Stockport’s Director of Public Health has called for residents to continue to be cautious as lockdown restrictions begin to be eased from 8th March.
While welcoming the indications that we can begin interacting once more with friends and family, Jennifer Connolly urged residents to mindful that Covid-19 continues to circulate in the borough, and not to view the easing of some restrictions as a ‘free for all.’ The fall in coronavirus infection rates across Northern England has slow in recent weeks, reinforcing the need for continued social distancing and the use of masks and good ventilation indoors to continue to keep the virus at bay as the vaccine rollout progresses.
In her weekly statement on the coronavirus in the borough, she commented:
I’m sure that by now many of you will have seen the headlines about the Government’s roadmap out of lockdown. It is great to hear some indication of when restrictions will be eased and when our family, leisure and work life may start to open up again. Further information on the roadmap can be found here. Please do remember though that these are the earliest possible dates that things may take place and are dependent on the data rather than being set in stone.
Coronavirus is still very much circulating in Stockport and while rates are falling gradually, the decline is starting to plateau. Rates are now at *181.3 per 100,000 and we are also seeing around *76 new cases each day. The latest published data can be found on the GOV website.

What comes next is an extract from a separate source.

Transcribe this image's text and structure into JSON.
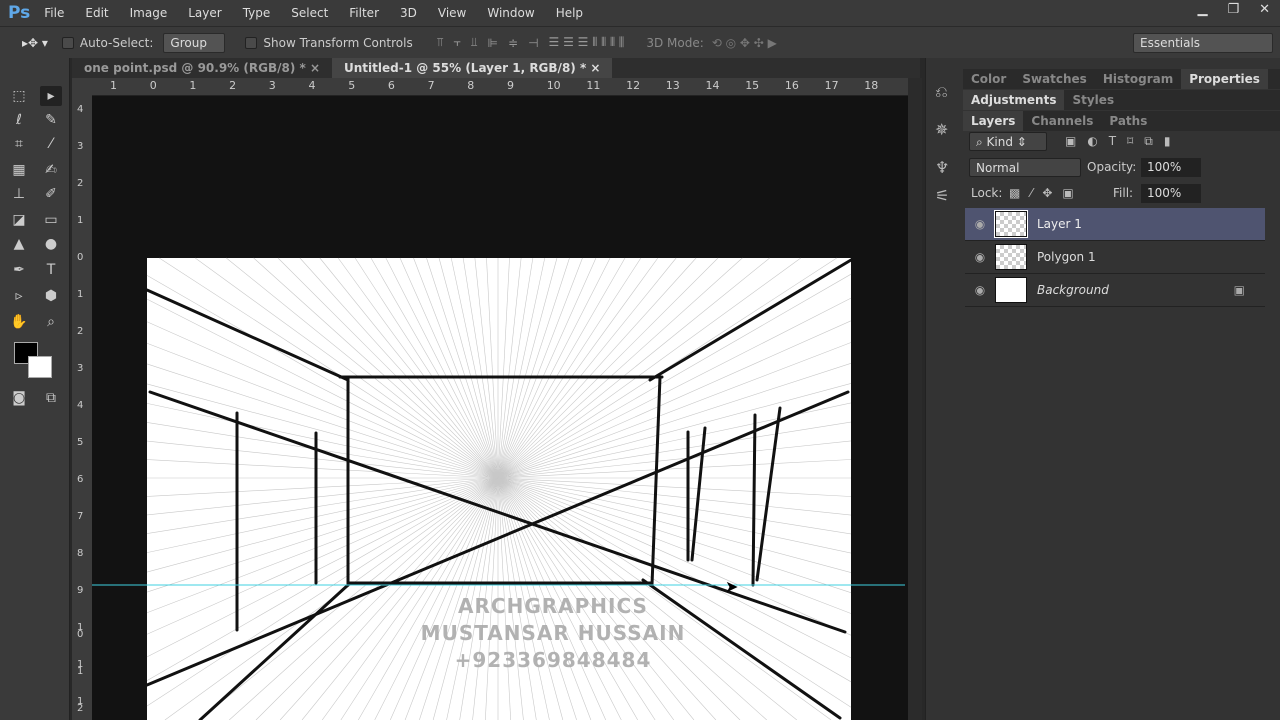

The UK strain is 50-70% more infectious than previously and is now estimated to account for around 98% of cases in Stockport. As this variant is more readily spread, we must be even more strict about the actions we know work to stop the spread.
Across much of the north, rates are declining at a slower pace than other parts of the country and so we need to be extremely vigilant about the measures that remain and will remain in place for a fair while yet. We are still under lockdown restrictions so you must stay at home apart from for essential shopping and exercise. We must also continue to work from home if able.
Every time the virus has an opportunity to mutate it will do, so there is still the chance of more variants emerging. The best way to limit the development and spread of new variants is to reduce the number of new infections. We must still take actions that stop the virus transmitting in order to protect ourselves and each other.
So even once restrictions are eased and we can meet another person socially or for exercise outdoors from 8 March and six people or two households can meet outdoors from 29 March, we must not see it as a free for all. We must still be mindful about keeping up measures for helping to stem the spread of Coronavirus– the importance of keeping socially distanced (two metres), hand washing and wearing face coverings. Do not enter enclosed spaces without a mask (unless exempt). Stay in well ventilated places – if you’re inside this means having the windows open for at least 15/20 minute every hour. This will all help to keep you and others safe. Further information on reducing the risk of transmission can be found here.
We really want to see rates get to as low a level as possible, and we need to keep up these measures, whilst the vaccine rollout continues.
Our vaccination rollout continues to progress really well and we’ve vaccinated more than 90,000 people in Stockport. Having met the government target for offering all over 70s their first dose of vaccine by 15 February, we are now calling Cohorts 5-6 – all those 65 years of age and over and all individuals aged 16 years to 64 years with underlying health conditions which put them at higher risk of serious disease and mortality. If you fall within one of the existing priority groups, you will receive an invite from the NHS for your vaccination; there is no need to ring your doctor as you will be contacted. We know that people will have questions about the vaccines that are currently available and this FAQ has been prepared to help to answer these queries here.
We know this can all be tough on your mental health and wellbeing and it’s understandable that we feel anxious, stressed, or lonely sometimes during these unsettling, unprecedented times. So please remember that if you’re finding things difficult right now, we have lots of offers of help and support, so please do reach out. We’ve listed them all here. For further information on how you might look after yourself, please visit our Health and Wellbeing pages or Healthy Stockport.
A key step to breaking the chains of transmission is self-isolating. If you have a new continuous cough, high temperature, or a change or loss of smell/taste – however mild, stay at home and book a test via GOV.UK or by phoning 119. You and your household members must self-isolate while you await your results. If found positive, stay home for 10 days. Household members must stay at home for 10 days. Minimise transmission within your home by staggering use of the bathroom, giving each person their own towel, and keeping kitchens and bathrooms clean.
If told to self-isolate through the NHS Covid 19 app you must follow the instruction.
The council’s Coronavirus helpline and website can be accessed on 0161 217 6046 from Monday – Thursday from 9.00am – 5pm and Friday from 9.00am – 4:30pm. If you’re deaf or have difficulty hearing, you can use our textphone on 07860 022 876. Find out more by visiting our helpline page.
*This is the latest figure for Stockport validated on 26.2.21.